Work task | Reproduce the whole listing below exactly.

++++ Information ++++

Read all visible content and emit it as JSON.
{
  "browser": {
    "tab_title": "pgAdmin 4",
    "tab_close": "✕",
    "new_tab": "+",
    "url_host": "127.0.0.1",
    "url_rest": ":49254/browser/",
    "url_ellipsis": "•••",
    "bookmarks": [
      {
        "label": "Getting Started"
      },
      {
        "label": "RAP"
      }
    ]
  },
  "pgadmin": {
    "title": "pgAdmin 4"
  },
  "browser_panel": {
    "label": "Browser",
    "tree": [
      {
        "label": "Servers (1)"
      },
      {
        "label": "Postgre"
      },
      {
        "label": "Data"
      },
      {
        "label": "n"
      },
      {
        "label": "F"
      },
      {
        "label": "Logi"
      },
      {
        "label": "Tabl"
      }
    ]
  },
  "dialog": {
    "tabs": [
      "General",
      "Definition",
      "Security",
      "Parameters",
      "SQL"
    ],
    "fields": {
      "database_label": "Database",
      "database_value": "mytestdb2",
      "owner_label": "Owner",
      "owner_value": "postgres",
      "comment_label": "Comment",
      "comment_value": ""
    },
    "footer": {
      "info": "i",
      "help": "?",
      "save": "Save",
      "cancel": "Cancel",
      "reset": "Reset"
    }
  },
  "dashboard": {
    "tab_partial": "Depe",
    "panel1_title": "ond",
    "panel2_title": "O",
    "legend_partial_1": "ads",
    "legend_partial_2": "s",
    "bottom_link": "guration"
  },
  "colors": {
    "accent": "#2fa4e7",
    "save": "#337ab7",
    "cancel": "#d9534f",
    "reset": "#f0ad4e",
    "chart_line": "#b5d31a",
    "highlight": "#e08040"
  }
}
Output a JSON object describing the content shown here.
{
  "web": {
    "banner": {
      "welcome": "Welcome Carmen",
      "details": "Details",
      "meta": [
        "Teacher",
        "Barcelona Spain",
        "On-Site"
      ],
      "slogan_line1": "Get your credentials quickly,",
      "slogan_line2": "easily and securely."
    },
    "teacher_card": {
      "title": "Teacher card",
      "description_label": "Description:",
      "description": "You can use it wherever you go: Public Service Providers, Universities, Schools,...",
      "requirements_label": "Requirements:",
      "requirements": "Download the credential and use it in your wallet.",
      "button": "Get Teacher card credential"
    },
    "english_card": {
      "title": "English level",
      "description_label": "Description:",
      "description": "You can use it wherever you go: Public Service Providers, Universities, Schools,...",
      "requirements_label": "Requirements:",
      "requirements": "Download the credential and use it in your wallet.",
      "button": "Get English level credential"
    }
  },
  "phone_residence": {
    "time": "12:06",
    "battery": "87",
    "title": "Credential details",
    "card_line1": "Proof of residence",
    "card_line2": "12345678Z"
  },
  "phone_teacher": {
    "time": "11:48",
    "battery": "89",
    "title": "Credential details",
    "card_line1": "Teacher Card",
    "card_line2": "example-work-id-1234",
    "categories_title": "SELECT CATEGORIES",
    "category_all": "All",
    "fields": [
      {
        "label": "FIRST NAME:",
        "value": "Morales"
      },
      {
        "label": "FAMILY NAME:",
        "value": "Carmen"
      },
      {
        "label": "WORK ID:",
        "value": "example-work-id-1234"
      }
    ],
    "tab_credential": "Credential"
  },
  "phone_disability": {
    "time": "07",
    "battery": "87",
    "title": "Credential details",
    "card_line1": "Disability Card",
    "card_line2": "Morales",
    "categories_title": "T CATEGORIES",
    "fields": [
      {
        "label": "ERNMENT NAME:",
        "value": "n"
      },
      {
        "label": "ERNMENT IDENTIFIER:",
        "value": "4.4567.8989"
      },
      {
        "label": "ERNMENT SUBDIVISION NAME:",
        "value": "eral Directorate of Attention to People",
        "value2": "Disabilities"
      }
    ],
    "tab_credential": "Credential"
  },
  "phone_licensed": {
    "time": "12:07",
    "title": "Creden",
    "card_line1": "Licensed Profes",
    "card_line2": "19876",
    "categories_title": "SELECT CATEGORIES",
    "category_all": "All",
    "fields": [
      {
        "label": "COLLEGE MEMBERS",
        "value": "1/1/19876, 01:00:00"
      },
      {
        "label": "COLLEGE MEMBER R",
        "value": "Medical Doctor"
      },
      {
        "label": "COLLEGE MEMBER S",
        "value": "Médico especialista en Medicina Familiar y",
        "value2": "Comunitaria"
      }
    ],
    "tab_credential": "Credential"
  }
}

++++

Answer section |
Read all visible content and emit it as JSON.
{
  "browser": {
    "tab_title": "pgAdmin 4",
    "tab_close": "✕",
    "new_tab": "+",
    "url_host": "127.0.0.1",
    "url_rest": ":49254/browser/",
    "url_ellipsis": "•••",
    "bookmarks": [
      {
        "label": "Getting Started"
      },
      {
        "label": "RAP"
      }
    ]
  },
  "pgadmin": {
    "title": "pgAdmin 4"
  },
  "browser_panel": {
    "label": "Browser",
    "tree": [
      {
        "label": "Servers (1)"
      },
      {
        "label": "Postgre"
      },
      {
        "label": "Data"
      },
      {
        "label": "n"
      },
      {
        "label": "F"
      },
      {
        "label": "Logi"
      },
      {
        "label": "Tabl"
      }
    ]
  },
  "dialog": {
    "tabs": [
      "General",
      "Definition",
      "Security",
      "Parameters",
      "SQL"
    ],
    "fields": {
      "database_label": "Database",
      "database_value": "mytestdb2",
      "owner_label": "Owner",
      "owner_value": "postgres",
      "comment_label": "Comment",
      "comment_value": ""
    },
    "footer": {
      "info": "i",
      "help": "?",
      "save": "Save",
      "cancel": "Cancel",
      "reset": "Reset"
    }
  },
  "dashboard": {
    "tab_partial": "Depe",
    "panel1_title": "ond",
    "panel2_title": "O",
    "legend_partial_1": "ads",
    "legend_partial_2": "s",
    "bottom_link": "guration"
  },
  "colors": {
    "accent": "#2fa4e7",
    "save": "#337ab7",
    "cancel": "#d9534f",
    "reset": "#f0ad4e",
    "chart_line": "#b5d31a",
    "highlight": "#e08040"
  }
}
Output a JSON object describing the content shown here.
{
  "web": {
    "banner": {
      "welcome": "Welcome Carmen",
      "details": "Details",
      "meta": [
        "Teacher",
        "Barcelona Spain",
        "On-Site"
      ],
      "slogan_line1": "Get your credentials quickly,",
      "slogan_line2": "easily and securely."
    },
    "teacher_card": {
      "title": "Teacher card",
      "description_label": "Description:",
      "description": "You can use it wherever you go: Public Service Providers, Universities, Schools,...",
      "requirements_label": "Requirements:",
      "requirements": "Download the credential and use it in your wallet.",
      "button": "Get Teacher card credential"
    },
    "english_card": {
      "title": "English level",
      "description_label": "Description:",
      "description": "You can use it wherever you go: Public Service Providers, Universities, Schools,...",
      "requirements_label": "Requirements:",
      "requirements": "Download the credential and use it in your wallet.",
      "button": "Get English level credential"
    }
  },
  "phone_residence": {
    "time": "12:06",
    "battery": "87",
    "title": "Credential details",
    "card_line1": "Proof of residence",
    "card_line2": "12345678Z"
  },
  "phone_teacher": {
    "time": "11:48",
    "battery": "89",
    "title": "Credential details",
    "card_line1": "Teacher Card",
    "card_line2": "example-work-id-1234",
    "categories_title": "SELECT CATEGORIES",
    "category_all": "All",
    "fields": [
      {
        "label": "FIRST NAME:",
        "value": "Morales"
      },
      {
        "label": "FAMILY NAME:",
        "value": "Carmen"
      },
      {
        "label": "WORK ID:",
        "value": "example-work-id-1234"
      }
    ],
    "tab_credential": "Credential"
  },
  "phone_disability": {
    "time": "07",
    "battery": "87",
    "title": "Credential details",
    "card_line1": "Disability Card",
    "card_line2": "Morales",
    "categories_title": "T CATEGORIES",
    "fields": [
      {
        "label": "ERNMENT NAME:",
        "value": "n"
      },
      {
        "label": "ERNMENT IDENTIFIER:",
        "value": "4.4567.8989"
      },
      {
        "label": "ERNMENT SUBDIVISION NAME:",
        "value": "eral Directorate of Attention to People",
        "value2": "Disabilities"
      }
    ],
    "tab_credential": "Credential"
  },
  "phone_licensed": {
    "time": "12:07",
    "title": "Creden",
    "card_line1": "Licensed Profes",
    "card_line2": "19876",
    "categories_title": "SELECT CATEGORIES",
    "category_all": "All",
    "fields": [
      {
        "label": "COLLEGE MEMBERS",
        "value": "1/1/19876, 01:00:00"
      },
      {
        "label": "COLLEGE MEMBER R",
        "value": "Medical Doctor"
      },
      {
        "label": "COLLEGE MEMBER S",
        "value": "Médico especialista en Medicina Familiar y",
        "value2": "Comunitaria"
      }
    ],
    "tab_credential": "Credential"
  }
}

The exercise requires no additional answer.